These are just examples of chatbot applications, but they are now part of our lives and we can find many more.
From traditional virtual assistants in smart home devices to advanced CRM systems and services that provide information on news, offers and promotions, chatbots are proving to be an interesting and versatile invention, with several advantages that have not gone unnoticed in many different sectors.
The most obvious one is certainly their hours of operation. If they replace a call centre, for example, they do so by covering a 24/7 shift without any person having to sacrifice themselves to work these hours. They give immediate answers and meet the demands of many consumers effectively. What is also very important, for those who use them is the possibility of integrating them with social networks and messaging apps to deepen the knowledge of the user and thus be able to address him with personalised offers and more suitable answers. And let’s not forget that chatbots learn from their mistakes! Thanks to the machine learning functions built into them, they become better and better.

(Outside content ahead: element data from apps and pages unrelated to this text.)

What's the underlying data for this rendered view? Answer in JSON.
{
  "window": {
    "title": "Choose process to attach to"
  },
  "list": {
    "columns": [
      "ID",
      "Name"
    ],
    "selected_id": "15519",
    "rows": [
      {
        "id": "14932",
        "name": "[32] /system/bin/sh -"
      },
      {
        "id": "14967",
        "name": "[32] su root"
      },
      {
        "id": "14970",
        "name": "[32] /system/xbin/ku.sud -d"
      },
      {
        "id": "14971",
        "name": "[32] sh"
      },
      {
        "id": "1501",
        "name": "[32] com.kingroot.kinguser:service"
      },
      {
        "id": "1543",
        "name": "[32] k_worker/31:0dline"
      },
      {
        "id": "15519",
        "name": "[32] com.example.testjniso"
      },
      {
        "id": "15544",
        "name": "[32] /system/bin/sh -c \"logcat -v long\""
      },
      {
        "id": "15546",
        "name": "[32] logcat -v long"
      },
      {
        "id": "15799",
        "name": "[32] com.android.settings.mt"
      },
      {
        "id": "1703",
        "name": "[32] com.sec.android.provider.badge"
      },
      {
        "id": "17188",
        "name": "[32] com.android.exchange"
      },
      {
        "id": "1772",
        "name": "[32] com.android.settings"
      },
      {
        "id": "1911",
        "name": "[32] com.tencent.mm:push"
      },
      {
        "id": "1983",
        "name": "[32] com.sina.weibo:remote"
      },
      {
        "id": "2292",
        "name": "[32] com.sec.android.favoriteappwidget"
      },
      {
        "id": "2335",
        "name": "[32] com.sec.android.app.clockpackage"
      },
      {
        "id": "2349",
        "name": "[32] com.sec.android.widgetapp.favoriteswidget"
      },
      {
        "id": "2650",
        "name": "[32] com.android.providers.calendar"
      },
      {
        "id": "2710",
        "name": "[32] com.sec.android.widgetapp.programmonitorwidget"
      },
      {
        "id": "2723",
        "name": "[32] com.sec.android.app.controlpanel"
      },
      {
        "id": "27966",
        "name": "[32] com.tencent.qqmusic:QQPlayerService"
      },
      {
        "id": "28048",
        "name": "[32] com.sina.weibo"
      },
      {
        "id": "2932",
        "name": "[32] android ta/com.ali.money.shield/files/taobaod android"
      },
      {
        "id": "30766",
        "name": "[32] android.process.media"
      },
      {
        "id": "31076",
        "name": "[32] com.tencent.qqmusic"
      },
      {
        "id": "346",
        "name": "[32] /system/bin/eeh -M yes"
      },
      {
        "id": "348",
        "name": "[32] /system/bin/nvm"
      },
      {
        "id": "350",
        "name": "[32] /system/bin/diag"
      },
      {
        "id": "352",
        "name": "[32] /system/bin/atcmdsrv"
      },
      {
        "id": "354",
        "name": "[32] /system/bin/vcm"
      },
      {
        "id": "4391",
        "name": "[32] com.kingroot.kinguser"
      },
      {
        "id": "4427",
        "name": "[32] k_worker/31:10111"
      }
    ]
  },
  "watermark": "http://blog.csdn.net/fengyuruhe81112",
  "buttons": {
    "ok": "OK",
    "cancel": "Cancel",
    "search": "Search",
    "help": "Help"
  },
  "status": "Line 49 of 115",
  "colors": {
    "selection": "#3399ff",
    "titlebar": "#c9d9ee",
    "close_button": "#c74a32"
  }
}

Chatbots in numbers
In the Artificial Intelligence Observatory of the School of Management of the Polytechnic of Milan, chatbots are among the initiatives that have grown the most in terms of resources in 2020 (+10%), second only to Virtual Assistants (+28%). Together they represent a good 10% of the artificial intelligence market. This is not a foregone conclusion, especially since solutions such as chatbots have to compete with others that analyse and extract information from data.
extracting information from data, which alone account for 33% of expenditure, and those for the interpretation of natural language mentioned above.
Chatbots and banks
As we have already said, banks and the financial world in general did not sit back and watch this phenomenon grow. They understood immediately, or almost immediately, that this was a useful service with which to improve their offer and their relationship with their customers. Those who had already realised this beforehand took great advantage of it during the months of social distancing, while those who had not yet equipped themselves in many cases ran for cover by catching up with their competitors. Today, chatbots are easy to develop and implement and save a lot of money in customer service. They are a solution that contributes greatly to the banks’ need to remain competitive and innovate every day in order not to fall behind the many fintechs on the market, or even just the new habits of their customers, who are becoming increasingly digital and used to interacting casually with machines. Today, the user experience provided by chatbots is challenging; it has evolved significantly over the last few years and manages to satisfy even the most sceptical. However, it is still a technology that needs to be managed with care because if it starts to fail, the reputational damage would be enormous. In any case, the benefits outweigh the risks: first and foremost the enormous savings linked to the automation of basic and time-consuming activities.